‘My grandma said it was like a werewolf‘, wrote local author Willi Thoma once explaining the phenomenon. ‘It only came out in moonlight. It had its own will. Once when I was unable to sleep saw it in front of our house. And I swear, it drove on its own.’
Others blamed the witch Gfällrote for the mischief says the legend researcher Erichinger. Gfällrote was causing trouble around the Kandel area according to another Black Forest legend. ‘The car was spelled by the Gfällrote, my uncle used to say’, said former shoemaker Hans Streich, according to research in a radio report in the 90s once with a laugh.
Roland Mack himself is not commenting on the legend of his former vehicle.
‘I can’t remember what happened exactly’, he said with a wink when asked about the legend at an event of the Adventure Club of Europe in the summer of 2017.
But in an interview with Mr. Mack from the 70’s which he had given shortly after the opening of Europa-Park, Erchinger finally found some interesting insights. In it, the 30-year-old Roland described how he finally found out about the secret of the ghost car.
After watching his car vanishing night after night without a driver young Roland encountered similar experiences in an old family biography that Paul Mack had reported around the year 1800. The founder of the company, which is now called ‘Mack Rides’, observed at that time how a mechanical carousel he built in his spare time turned at night by itself.
After a long research Roland Mack finally found out that his father Franz had used old components of the family company for the restoration of the gasoline car. Underneath a coil, which according to legend should come from the first carousel of the family.
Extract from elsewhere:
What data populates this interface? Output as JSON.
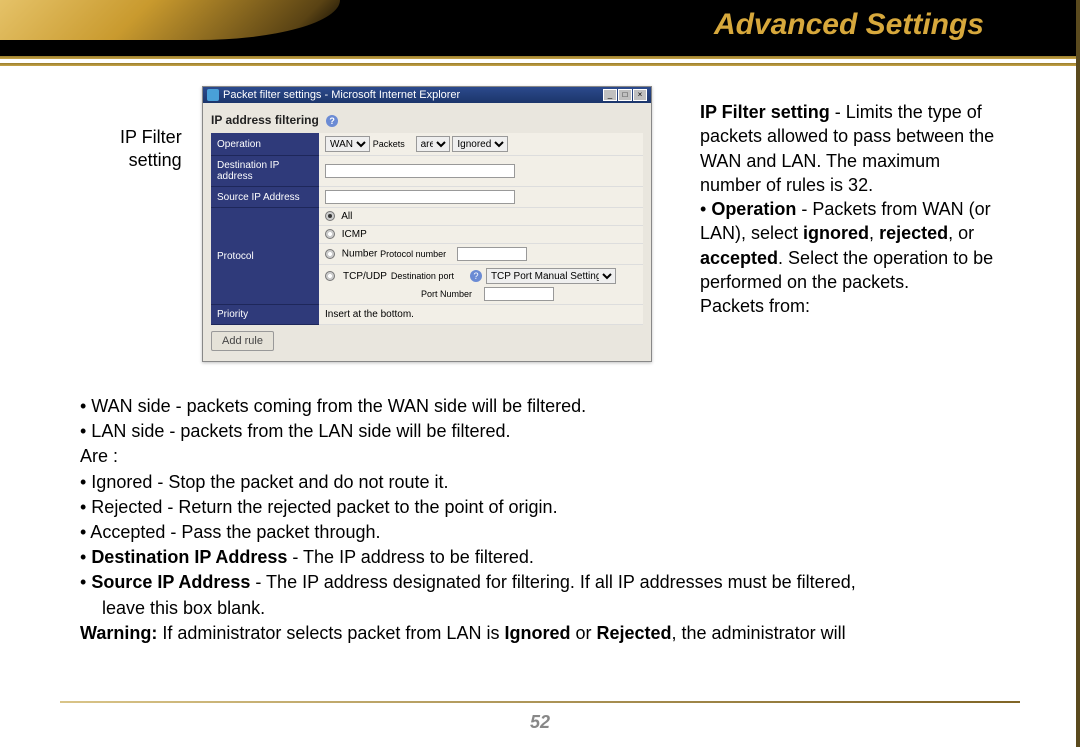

Roland Mack began fiddling with the car, which, as he described later, first sparked his interest in engineering. But before he managed to find the coil, it got dark. With young Roland in the driver’s seat, the car came to life as if by magic and raced through Waldkirch. It headed for the bakery window and an impact seemed inevitable. But at the last moment, the 8-year-old Roland managed to tame the car. He removed the coil and regained control of the car.
From one day to the other ended so the ghost of the ghost car of Waldkirch, which is still unforgotten today.
After the Mack family moved, the car stayed n the old factory below the Kastelburg for a while. Over the decades, it was forgotten until it finally disappeared from the scene. But Roland Mack had much to thank his vehicle for. His interest in mechanical engineering was symbolically linked to his passion for fast-paced rides, which ultimately resulted in the construction of countless thrilling roller coasters.
It was not until 2019 that another surprising change in the history of the Ghost Car of Waldkirch came about. It was rediscovered by Roland’s eldest son Michael Mack at the Musée des Arts Forains.
On the occasion of his 70th birthday, the reunification between Roland Mack and the legendary vehicle from his childhood finally took place.
Today, the Adventure Club of Europe is proud to announce that Roland Mack has provided ACE with the historic petrol driven car as an exhibit.
And when asked if he still had the old coil of Paul Mack, Roland replied with a wink when handing over the car:
‘Let’s wait and see what happens after nightfall, maybe we can here an unusual engine howl in Rust when the moon is out – then we know the spook continues.’